Work task: Every line of the listing is to be returned exactly as given.

*-*-*

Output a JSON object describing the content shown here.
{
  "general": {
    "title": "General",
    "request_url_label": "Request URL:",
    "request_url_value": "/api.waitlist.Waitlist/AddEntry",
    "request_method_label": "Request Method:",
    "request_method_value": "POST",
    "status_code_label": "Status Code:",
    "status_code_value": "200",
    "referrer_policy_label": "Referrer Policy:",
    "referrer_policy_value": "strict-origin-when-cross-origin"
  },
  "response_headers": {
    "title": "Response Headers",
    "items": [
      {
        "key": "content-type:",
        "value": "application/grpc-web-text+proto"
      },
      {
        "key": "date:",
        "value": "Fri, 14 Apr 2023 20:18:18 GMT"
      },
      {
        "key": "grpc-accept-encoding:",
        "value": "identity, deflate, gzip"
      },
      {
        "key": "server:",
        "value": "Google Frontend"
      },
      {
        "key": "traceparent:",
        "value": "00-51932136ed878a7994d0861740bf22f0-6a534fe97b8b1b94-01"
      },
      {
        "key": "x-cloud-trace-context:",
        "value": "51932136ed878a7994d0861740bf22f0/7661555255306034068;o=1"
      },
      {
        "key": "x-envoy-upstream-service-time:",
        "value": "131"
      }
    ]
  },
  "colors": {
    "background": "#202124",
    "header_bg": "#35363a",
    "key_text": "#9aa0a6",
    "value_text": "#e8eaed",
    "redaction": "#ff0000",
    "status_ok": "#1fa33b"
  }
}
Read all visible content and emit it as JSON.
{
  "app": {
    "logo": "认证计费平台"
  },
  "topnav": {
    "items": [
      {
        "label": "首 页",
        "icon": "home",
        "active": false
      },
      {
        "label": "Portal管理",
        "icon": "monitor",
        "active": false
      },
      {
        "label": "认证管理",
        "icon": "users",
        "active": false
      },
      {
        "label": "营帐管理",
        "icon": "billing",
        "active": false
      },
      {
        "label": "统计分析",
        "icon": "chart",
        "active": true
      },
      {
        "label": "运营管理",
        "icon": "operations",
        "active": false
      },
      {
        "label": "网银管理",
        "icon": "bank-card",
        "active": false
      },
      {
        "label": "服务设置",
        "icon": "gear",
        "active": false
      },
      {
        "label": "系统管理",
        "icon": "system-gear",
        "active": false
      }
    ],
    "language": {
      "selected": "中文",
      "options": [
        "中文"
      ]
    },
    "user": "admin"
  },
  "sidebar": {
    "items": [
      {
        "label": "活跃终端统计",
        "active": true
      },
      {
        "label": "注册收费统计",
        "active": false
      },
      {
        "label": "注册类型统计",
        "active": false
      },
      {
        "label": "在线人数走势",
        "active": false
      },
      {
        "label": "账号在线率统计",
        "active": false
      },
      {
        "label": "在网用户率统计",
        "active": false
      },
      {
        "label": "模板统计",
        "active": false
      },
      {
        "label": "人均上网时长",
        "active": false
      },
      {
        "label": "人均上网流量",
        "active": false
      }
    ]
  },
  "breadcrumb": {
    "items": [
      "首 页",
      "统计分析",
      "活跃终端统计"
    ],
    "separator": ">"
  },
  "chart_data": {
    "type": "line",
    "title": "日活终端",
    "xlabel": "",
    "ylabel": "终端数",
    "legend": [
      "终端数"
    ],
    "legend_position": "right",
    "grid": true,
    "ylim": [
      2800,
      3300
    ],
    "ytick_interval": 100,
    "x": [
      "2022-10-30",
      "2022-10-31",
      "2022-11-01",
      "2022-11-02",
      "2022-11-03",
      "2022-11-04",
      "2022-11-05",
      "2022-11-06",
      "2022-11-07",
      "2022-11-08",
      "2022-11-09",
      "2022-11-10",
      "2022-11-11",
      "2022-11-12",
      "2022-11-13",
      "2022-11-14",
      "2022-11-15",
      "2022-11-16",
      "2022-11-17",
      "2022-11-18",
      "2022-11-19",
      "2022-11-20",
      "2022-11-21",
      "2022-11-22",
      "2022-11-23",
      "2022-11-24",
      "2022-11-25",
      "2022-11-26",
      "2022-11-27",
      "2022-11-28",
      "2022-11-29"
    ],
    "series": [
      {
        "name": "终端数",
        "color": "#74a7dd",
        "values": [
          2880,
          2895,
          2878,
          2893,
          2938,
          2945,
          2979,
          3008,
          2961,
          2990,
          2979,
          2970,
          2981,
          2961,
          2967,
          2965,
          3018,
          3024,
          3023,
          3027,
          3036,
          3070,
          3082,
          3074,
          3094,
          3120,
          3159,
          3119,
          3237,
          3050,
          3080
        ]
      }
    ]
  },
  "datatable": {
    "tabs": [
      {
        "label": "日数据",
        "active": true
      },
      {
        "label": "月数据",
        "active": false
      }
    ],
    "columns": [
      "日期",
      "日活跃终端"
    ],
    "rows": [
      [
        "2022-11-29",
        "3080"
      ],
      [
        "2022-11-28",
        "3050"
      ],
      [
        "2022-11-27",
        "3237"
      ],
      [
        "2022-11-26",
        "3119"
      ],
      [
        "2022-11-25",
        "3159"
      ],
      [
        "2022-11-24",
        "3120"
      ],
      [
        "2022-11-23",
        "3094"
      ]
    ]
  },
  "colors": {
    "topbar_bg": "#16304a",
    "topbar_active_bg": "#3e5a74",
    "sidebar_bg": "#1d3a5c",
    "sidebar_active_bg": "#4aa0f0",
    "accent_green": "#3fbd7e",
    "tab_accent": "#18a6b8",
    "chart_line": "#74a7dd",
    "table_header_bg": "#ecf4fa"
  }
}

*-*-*

Finished task:
Output a JSON object describing the content shown here.
{
  "general": {
    "title": "General",
    "request_url_label": "Request URL:",
    "request_url_value": "/api.waitlist.Waitlist/AddEntry",
    "request_method_label": "Request Method:",
    "request_method_value": "POST",
    "status_code_label": "Status Code:",
    "status_code_value": "200",
    "referrer_policy_label": "Referrer Policy:",
    "referrer_policy_value": "strict-origin-when-cross-origin"
  },
  "response_headers": {
    "title": "Response Headers",
    "items": [
      {
        "key": "content-type:",
        "value": "application/grpc-web-text+proto"
      },
      {
        "key": "date:",
        "value": "Fri, 14 Apr 2023 20:18:18 GMT"
      },
      {
        "key": "grpc-accept-encoding:",
        "value": "identity, deflate, gzip"
      },
      {
        "key": "server:",
        "value": "Google Frontend"
      },
      {
        "key": "traceparent:",
        "value": "00-51932136ed878a7994d0861740bf22f0-6a534fe97b8b1b94-01"
      },
      {
        "key": "x-cloud-trace-context:",
        "value": "51932136ed878a7994d0861740bf22f0/7661555255306034068;o=1"
      },
      {
        "key": "x-envoy-upstream-service-time:",
        "value": "131"
      }
    ]
  },
  "colors": {
    "background": "#202124",
    "header_bg": "#35363a",
    "key_text": "#9aa0a6",
    "value_text": "#e8eaed",
    "redaction": "#ff0000",
    "status_ok": "#1fa33b"
  }
}
Read all visible content and emit it as JSON.
{
  "app": {
    "logo": "认证计费平台"
  },
  "topnav": {
    "items": [
      {
        "label": "首 页",
        "icon": "home",
        "active": false
      },
      {
        "label": "Portal管理",
        "icon": "monitor",
        "active": false
      },
      {
        "label": "认证管理",
        "icon": "users",
        "active": false
      },
      {
        "label": "营帐管理",
        "icon": "billing",
        "active": false
      },
      {
        "label": "统计分析",
        "icon": "chart",
        "active": true
      },
      {
        "label": "运营管理",
        "icon": "operations",
        "active": false
      },
      {
        "label": "网银管理",
        "icon": "bank-card",
        "active": false
      },
      {
        "label": "服务设置",
        "icon": "gear",
        "active": false
      },
      {
        "label": "系统管理",
        "icon": "system-gear",
        "active": false
      }
    ],
    "language": {
      "selected": "中文",
      "options": [
        "中文"
      ]
    },
    "user": "admin"
  },
  "sidebar": {
    "items": [
      {
        "label": "活跃终端统计",
        "active": true
      },
      {
        "label": "注册收费统计",
        "active": false
      },
      {
        "label": "注册类型统计",
        "active": false
      },
      {
        "label": "在线人数走势",
        "active": false
      },
      {
        "label": "账号在线率统计",
        "active": false
      },
      {
        "label": "在网用户率统计",
        "active": false
      },
      {
        "label": "模板统计",
        "active": false
      },
      {
        "label": "人均上网时长",
        "active": false
      },
      {
        "label": "人均上网流量",
        "active": false
      }
    ]
  },
  "breadcrumb": {
    "items": [
      "首 页",
      "统计分析",
      "活跃终端统计"
    ],
    "separator": ">"
  },
  "chart_data": {
    "type": "line",
    "title": "日活终端",
    "xlabel": "",
    "ylabel": "终端数",
    "legend": [
      "终端数"
    ],
    "legend_position": "right",
    "grid": true,
    "ylim": [
      2800,
      3300
    ],
    "ytick_interval": 100,
    "x": [
      "2022-10-30",
      "2022-10-31",
      "2022-11-01",
      "2022-11-02",
      "2022-11-03",
      "2022-11-04",
      "2022-11-05",
      "2022-11-06",
      "2022-11-07",
      "2022-11-08",
      "2022-11-09",
      "2022-11-10",
      "2022-11-11",
      "2022-11-12",
      "2022-11-13",
      "2022-11-14",
      "2022-11-15",
      "2022-11-16",
      "2022-11-17",
      "2022-11-18",
      "2022-11-19",
      "2022-11-20",
      "2022-11-21",
      "2022-11-22",
      "2022-11-23",
      "2022-11-24",
      "2022-11-25",
      "2022-11-26",
      "2022-11-27",
      "2022-11-28",
      "2022-11-29"
    ],
    "series": [
      {
        "name": "终端数",
        "color": "#74a7dd",
        "values": [
          2880,
          2895,
          2878,
          2893,
          2938,
          2945,
          2979,
          3008,
          2961,
          2990,
          2979,
          2970,
          2981,
          2961,
          2967,
          2965,
          3018,
          3024,
          3023,
          3027,
          3036,
          3070,
          3082,
          3074,
          3094,
          3120,
          3159,
          3119,
          3237,
          3050,
          3080
        ]
      }
    ]
  },
  "datatable": {
    "tabs": [
      {
        "label": "日数据",
        "active": true
      },
      {
        "label": "月数据",
        "active": false
      }
    ],
    "columns": [
      "日期",
      "日活跃终端"
    ],
    "rows": [
      [
        "2022-11-29",
        "3080"
      ],
      [
        "2022-11-28",
        "3050"
      ],
      [
        "2022-11-27",
        "3237"
      ],
      [
        "2022-11-26",
        "3119"
      ],
      [
        "2022-11-25",
        "3159"
      ],
      [
        "2022-11-24",
        "3120"
      ],
      [
        "2022-11-23",
        "3094"
      ]
    ]
  },
  "colors": {
    "topbar_bg": "#16304a",
    "topbar_active_bg": "#3e5a74",
    "sidebar_bg": "#1d3a5c",
    "sidebar_active_bg": "#4aa0f0",
    "accent_green": "#3fbd7e",
    "tab_accent": "#18a6b8",
    "chart_line": "#74a7dd",
    "table_header_bg": "#ecf4fa"
  }
}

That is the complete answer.